# Input material
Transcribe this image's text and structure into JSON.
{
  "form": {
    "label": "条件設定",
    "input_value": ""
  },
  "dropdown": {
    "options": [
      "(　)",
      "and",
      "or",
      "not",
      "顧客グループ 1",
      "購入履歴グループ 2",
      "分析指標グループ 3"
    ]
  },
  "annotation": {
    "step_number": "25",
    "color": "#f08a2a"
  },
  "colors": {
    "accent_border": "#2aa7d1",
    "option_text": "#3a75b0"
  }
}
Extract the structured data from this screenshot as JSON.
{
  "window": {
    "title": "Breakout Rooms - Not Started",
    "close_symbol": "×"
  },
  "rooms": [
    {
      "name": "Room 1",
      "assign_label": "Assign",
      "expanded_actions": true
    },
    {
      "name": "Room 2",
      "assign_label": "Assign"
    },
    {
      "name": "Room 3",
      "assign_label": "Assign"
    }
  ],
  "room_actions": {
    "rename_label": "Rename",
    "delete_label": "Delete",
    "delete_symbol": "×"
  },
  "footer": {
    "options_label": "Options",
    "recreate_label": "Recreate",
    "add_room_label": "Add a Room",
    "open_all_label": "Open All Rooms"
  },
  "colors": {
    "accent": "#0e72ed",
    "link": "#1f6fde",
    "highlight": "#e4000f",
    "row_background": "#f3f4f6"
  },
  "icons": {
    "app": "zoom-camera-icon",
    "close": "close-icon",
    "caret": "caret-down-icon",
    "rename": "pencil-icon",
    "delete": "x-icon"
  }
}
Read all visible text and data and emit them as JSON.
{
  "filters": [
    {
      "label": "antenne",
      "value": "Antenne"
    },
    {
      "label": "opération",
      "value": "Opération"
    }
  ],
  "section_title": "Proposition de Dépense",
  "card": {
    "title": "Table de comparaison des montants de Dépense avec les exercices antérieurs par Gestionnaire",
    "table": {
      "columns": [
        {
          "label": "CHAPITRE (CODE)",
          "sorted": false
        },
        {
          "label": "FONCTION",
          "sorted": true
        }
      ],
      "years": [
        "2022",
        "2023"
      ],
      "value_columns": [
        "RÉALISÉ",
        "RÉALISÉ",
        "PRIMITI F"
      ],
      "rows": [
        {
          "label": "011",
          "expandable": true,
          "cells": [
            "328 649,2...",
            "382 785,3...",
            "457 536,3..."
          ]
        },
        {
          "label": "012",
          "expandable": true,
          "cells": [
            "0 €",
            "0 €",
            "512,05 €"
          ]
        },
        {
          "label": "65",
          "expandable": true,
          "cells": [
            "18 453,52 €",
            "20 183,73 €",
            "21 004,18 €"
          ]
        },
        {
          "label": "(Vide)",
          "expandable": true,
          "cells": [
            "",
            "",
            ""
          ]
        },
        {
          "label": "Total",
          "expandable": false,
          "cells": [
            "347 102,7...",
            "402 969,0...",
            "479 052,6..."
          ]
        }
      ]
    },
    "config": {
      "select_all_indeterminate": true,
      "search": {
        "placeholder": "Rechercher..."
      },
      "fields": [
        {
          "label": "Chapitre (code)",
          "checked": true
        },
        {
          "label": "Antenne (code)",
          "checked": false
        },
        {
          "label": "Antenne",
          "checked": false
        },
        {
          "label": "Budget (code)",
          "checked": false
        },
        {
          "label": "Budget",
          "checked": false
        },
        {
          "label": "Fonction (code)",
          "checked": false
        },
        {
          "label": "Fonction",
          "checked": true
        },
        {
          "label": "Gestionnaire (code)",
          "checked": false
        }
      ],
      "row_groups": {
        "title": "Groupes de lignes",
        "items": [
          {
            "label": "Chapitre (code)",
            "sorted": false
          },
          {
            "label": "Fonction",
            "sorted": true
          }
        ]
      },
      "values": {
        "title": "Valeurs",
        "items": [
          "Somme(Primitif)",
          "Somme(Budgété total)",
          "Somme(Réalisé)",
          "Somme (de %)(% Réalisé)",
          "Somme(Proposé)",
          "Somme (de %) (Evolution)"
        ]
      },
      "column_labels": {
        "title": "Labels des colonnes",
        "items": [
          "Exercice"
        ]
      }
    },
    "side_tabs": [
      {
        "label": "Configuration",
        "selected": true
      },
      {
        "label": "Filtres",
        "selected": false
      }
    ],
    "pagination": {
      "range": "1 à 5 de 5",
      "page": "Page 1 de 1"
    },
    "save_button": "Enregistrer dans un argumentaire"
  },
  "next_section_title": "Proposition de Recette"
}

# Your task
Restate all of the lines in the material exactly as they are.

# Answer space
Transcribe this image's text and structure into JSON.
{
  "form": {
    "label": "条件設定",
    "input_value": ""
  },
  "dropdown": {
    "options": [
      "(　)",
      "and",
      "or",
      "not",
      "顧客グループ 1",
      "購入履歴グループ 2",
      "分析指標グループ 3"
    ]
  },
  "annotation": {
    "step_number": "25",
    "color": "#f08a2a"
  },
  "colors": {
    "accent_border": "#2aa7d1",
    "option_text": "#3a75b0"
  }
}
Extract the structured data from this screenshot as JSON.
{
  "window": {
    "title": "Breakout Rooms - Not Started",
    "close_symbol": "×"
  },
  "rooms": [
    {
      "name": "Room 1",
      "assign_label": "Assign",
      "expanded_actions": true
    },
    {
      "name": "Room 2",
      "assign_label": "Assign"
    },
    {
      "name": "Room 3",
      "assign_label": "Assign"
    }
  ],
  "room_actions": {
    "rename_label": "Rename",
    "delete_label": "Delete",
    "delete_symbol": "×"
  },
  "footer": {
    "options_label": "Options",
    "recreate_label": "Recreate",
    "add_room_label": "Add a Room",
    "open_all_label": "Open All Rooms"
  },
  "colors": {
    "accent": "#0e72ed",
    "link": "#1f6fde",
    "highlight": "#e4000f",
    "row_background": "#f3f4f6"
  },
  "icons": {
    "app": "zoom-camera-icon",
    "close": "close-icon",
    "caret": "caret-down-icon",
    "rename": "pencil-icon",
    "delete": "x-icon"
  }
}
Read all visible text and data and emit them as JSON.
{
  "filters": [
    {
      "label": "antenne",
      "value": "Antenne"
    },
    {
      "label": "opération",
      "value": "Opération"
    }
  ],
  "section_title": "Proposition de Dépense",
  "card": {
    "title": "Table de comparaison des montants de Dépense avec les exercices antérieurs par Gestionnaire",
    "table": {
      "columns": [
        {
          "label": "CHAPITRE (CODE)",
          "sorted": false
        },
        {
          "label": "FONCTION",
          "sorted": true
        }
      ],
      "years": [
        "2022",
        "2023"
      ],
      "value_columns": [
        "RÉALISÉ",
        "RÉALISÉ",
        "PRIMITI F"
      ],
      "rows": [
        {
          "label": "011",
          "expandable": true,
          "cells": [
            "328 649,2...",
            "382 785,3...",
            "457 536,3..."
          ]
        },
        {
          "label": "012",
          "expandable": true,
          "cells": [
            "0 €",
            "0 €",
            "512,05 €"
          ]
        },
        {
          "label": "65",
          "expandable": true,
          "cells": [
            "18 453,52 €",
            "20 183,73 €",
            "21 004,18 €"
          ]
        },
        {
          "label": "(Vide)",
          "expandable": true,
          "cells": [
            "",
            "",
            ""
          ]
        },
        {
          "label": "Total",
          "expandable": false,
          "cells": [
            "347 102,7...",
            "402 969,0...",
            "479 052,6..."
          ]
        }
      ]
    },
    "config": {
      "select_all_indeterminate": true,
      "search": {
        "placeholder": "Rechercher..."
      },
      "fields": [
        {
          "label": "Chapitre (code)",
          "checked": true
        },
        {
          "label": "Antenne (code)",
          "checked": false
        },
        {
          "label": "Antenne",
          "checked": false
        },
        {
          "label": "Budget (code)",
          "checked": false
        },
        {
          "label": "Budget",
          "checked": false
        },
        {
          "label": "Fonction (code)",
          "checked": false
        },
        {
          "label": "Fonction",
          "checked": true
        },
        {
          "label": "Gestionnaire (code)",
          "checked": false
        }
      ],
      "row_groups": {
        "title": "Groupes de lignes",
        "items": [
          {
            "label": "Chapitre (code)",
            "sorted": false
          },
          {
            "label": "Fonction",
            "sorted": true
          }
        ]
      },
      "values": {
        "title": "Valeurs",
        "items": [
          "Somme(Primitif)",
          "Somme(Budgété total)",
          "Somme(Réalisé)",
          "Somme (de %)(% Réalisé)",
          "Somme(Proposé)",
          "Somme (de %) (Evolution)"
        ]
      },
      "column_labels": {
        "title": "Labels des colonnes",
        "items": [
          "Exercice"
        ]
      }
    },
    "side_tabs": [
      {
        "label": "Configuration",
        "selected": true
      },
      {
        "label": "Filtres",
        "selected": false
      }
    ],
    "pagination": {
      "range": "1 à 5 de 5",
      "page": "Page 1 de 1"
    },
    "save_button": "Enregistrer dans un argumentaire"
  },
  "next_section_title": "Proposition de Recette"
}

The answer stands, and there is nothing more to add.